- By David Ramel
- August 18, 2016
Box is making more moves to entice "citizen developers" to use its content platform for creating Box-based apps or integrations.
Box specializes in cloud storage, similar to other offerings such as Dropbox, OneDrive, Google Drive and so on. It facilitates file sharing, collaboration and enterprise content management.
Along with those functionalities, Box provides some app development services -- offering UI components, SDKs and the like -- with the Box Platform and the company has a history of working with others to ease app creation for non-developers in companies using its technology.
"With the rise of citizen development, more and more teams are empowered to create applications that digitize some part of their day-to-day activities," the company said in a blog post yesterday titled Paving the Way for Citizen Development with New Webhooks. "Citizen development is a huge focus for the Box Platform team," the company said.
That focus is sharpened with the introduction of new webhooks, first introduced in 2012. Box just introduced webhooks V2 in a public beta program. The Box Web site provides a definition of these webhooks:
Webhooks are triggers that you can attach to Box files and folders to notify you when those objects are accessed. You define the webhooks that you want to attach to a file or a folder and the URL that you want to notify. When events identified by the webhook occur Box responds by sending HTTP requests to the defined URL.
Box determined that it could improve the webhooks to provide more functionality for companies that work with Box technology, such as ManyWho, Nokavision (which built a Mendix module for the Box Platform), Built.io and others.
"Built on Box's UI components and SDKs, these citizen development platforms enable easy creation of high-impact custom apps," the company said. "But when we looked at the kinds of applications our customers were building, we realized that we could open up significant new integration opportunities and make development easier and more efficient by revamping our webhooks."

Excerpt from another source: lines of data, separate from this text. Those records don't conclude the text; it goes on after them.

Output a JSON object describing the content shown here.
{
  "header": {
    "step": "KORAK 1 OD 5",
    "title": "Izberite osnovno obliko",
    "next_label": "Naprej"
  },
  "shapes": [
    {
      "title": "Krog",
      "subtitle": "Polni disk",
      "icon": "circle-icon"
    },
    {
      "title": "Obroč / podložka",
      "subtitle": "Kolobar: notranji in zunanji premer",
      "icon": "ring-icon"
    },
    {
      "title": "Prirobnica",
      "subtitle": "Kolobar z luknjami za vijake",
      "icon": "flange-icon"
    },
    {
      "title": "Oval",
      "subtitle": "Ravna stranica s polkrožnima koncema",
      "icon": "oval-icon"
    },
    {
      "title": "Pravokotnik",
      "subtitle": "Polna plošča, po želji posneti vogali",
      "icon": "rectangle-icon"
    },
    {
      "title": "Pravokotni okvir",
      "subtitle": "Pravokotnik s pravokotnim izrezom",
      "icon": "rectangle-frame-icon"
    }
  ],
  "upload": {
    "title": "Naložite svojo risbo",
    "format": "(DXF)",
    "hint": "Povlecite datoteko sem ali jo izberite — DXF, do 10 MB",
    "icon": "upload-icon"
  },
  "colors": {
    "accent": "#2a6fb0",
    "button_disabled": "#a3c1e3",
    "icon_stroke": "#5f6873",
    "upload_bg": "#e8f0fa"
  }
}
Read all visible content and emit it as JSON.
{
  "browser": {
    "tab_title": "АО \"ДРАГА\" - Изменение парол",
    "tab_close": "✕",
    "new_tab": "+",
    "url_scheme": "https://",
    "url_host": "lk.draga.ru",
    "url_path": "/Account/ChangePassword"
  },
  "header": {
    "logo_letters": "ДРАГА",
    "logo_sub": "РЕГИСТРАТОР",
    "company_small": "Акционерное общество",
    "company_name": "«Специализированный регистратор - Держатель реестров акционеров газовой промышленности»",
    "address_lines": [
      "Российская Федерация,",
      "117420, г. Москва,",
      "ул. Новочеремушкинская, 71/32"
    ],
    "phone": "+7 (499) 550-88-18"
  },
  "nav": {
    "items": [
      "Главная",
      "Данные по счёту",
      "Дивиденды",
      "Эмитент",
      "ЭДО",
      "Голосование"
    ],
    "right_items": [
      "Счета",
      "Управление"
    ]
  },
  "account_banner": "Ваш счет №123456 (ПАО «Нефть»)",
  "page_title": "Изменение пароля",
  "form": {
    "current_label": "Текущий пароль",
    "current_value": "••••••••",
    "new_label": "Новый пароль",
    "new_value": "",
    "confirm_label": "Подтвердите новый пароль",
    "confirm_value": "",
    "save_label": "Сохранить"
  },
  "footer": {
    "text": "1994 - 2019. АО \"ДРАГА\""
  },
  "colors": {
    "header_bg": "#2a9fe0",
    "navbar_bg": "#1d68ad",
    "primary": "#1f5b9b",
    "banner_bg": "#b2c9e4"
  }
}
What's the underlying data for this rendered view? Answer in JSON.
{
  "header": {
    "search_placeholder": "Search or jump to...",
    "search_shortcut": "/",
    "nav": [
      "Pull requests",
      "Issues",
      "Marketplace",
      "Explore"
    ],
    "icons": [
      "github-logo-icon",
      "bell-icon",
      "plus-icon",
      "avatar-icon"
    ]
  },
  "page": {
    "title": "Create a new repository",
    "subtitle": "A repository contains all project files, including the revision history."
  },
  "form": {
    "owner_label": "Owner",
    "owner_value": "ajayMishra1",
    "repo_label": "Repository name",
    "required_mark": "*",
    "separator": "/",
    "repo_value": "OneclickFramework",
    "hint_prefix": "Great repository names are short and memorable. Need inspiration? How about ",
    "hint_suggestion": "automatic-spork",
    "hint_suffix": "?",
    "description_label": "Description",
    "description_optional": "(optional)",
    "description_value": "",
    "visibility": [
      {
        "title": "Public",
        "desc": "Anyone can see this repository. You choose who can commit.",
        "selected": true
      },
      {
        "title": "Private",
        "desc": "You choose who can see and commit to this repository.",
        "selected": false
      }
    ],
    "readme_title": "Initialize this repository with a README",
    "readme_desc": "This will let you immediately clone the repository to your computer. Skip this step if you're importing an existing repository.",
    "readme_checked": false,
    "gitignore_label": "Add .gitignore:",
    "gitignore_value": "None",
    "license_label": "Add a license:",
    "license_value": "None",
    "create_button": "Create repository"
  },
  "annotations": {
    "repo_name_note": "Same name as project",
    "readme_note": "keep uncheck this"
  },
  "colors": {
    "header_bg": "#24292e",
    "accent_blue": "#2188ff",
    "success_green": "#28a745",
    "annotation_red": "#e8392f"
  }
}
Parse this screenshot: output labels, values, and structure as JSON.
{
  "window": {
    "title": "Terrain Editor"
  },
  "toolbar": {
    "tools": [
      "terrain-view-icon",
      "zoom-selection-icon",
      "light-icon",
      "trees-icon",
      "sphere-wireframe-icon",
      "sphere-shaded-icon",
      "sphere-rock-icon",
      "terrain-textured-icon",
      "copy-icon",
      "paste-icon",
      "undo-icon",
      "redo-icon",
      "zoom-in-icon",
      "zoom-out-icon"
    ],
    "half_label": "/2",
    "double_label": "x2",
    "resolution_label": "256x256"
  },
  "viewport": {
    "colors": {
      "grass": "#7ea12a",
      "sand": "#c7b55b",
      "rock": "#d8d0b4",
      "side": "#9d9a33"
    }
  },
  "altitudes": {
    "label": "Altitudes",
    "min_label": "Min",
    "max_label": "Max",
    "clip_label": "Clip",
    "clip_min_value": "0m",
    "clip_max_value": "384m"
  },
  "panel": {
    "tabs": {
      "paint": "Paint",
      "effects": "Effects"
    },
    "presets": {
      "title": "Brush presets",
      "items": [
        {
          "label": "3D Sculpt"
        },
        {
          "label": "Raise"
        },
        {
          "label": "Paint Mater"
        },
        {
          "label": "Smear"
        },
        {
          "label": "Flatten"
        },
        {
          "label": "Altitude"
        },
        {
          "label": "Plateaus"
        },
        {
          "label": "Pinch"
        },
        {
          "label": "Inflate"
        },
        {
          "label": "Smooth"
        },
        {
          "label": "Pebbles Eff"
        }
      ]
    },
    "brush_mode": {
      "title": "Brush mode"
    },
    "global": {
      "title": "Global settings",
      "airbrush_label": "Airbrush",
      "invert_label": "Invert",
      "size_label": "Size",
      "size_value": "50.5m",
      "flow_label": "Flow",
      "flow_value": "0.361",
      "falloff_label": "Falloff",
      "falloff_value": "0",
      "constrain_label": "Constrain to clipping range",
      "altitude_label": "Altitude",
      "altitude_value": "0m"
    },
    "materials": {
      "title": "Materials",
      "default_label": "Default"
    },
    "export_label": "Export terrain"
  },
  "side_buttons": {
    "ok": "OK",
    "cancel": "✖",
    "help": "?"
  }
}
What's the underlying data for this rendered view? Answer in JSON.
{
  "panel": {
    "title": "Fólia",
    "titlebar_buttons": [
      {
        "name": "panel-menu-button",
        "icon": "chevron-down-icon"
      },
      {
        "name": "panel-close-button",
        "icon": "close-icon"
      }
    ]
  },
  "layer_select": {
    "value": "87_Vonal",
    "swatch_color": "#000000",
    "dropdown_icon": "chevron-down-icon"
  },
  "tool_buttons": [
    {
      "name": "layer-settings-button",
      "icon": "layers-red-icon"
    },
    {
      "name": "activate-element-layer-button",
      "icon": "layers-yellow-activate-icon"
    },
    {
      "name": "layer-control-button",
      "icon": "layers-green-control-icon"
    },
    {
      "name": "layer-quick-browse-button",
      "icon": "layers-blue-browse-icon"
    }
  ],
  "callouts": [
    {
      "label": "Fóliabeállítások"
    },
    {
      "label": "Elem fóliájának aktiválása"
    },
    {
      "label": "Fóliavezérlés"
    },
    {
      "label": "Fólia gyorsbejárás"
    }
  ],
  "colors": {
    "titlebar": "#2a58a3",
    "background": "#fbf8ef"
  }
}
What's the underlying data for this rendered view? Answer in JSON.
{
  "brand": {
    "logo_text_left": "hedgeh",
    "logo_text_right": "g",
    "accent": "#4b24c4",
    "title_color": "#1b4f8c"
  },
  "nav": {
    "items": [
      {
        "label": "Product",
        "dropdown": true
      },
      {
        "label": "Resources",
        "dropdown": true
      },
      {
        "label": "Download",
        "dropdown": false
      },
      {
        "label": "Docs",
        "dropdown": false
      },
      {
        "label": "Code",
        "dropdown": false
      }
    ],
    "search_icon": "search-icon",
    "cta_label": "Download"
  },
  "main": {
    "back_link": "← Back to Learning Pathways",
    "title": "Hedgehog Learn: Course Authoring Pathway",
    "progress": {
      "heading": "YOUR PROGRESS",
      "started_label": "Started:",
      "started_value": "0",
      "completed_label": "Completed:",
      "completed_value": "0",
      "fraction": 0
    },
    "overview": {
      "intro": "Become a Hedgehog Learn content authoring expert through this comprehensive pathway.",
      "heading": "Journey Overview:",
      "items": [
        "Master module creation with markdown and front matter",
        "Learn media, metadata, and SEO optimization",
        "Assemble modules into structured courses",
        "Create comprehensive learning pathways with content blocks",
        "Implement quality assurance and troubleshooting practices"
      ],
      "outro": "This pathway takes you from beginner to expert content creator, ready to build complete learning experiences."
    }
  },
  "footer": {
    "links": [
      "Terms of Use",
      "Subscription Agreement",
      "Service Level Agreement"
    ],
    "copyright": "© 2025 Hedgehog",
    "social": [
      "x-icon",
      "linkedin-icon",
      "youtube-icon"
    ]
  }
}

Box developer documentation provides more details of the revamped webhooks V2 API.
"The Webhooks v2 API defines GET, POST, PUT, and DELETE methods you can use to create webhooks, define the events that trigger notifications, set the URLs they communicate with, and remove them when they are no longer needed," the documentation states. "Because every aspect of webhooks can be controlled through the API your application can create webhooks on files and folders as they're needed and remove them when they aren't."
Benefits of the upgraded webhooks as listed by the company include:
More Granular: Webhooks can be set on specific file and folder activity.
- API-managed: Developers can set webhooks on the fly via the API; enables granularity of the callback URLs.
- More secure: Adding hashed signature to notifications so apps can verify the notifications are the ones they created within Box.
- More reliable: Infrastructure investments mean higher success in sending notification and we have added retries to improve delivery rate.
- More detailed: Payload now includes actor, trigger and the full V2 resource description.
For more information, interested developers -- citizen or otherwise -- can check out Getting Started with Webhooks V2 and the webhooks V2 API reference.
David Ramel is an editor and writer for Converge360.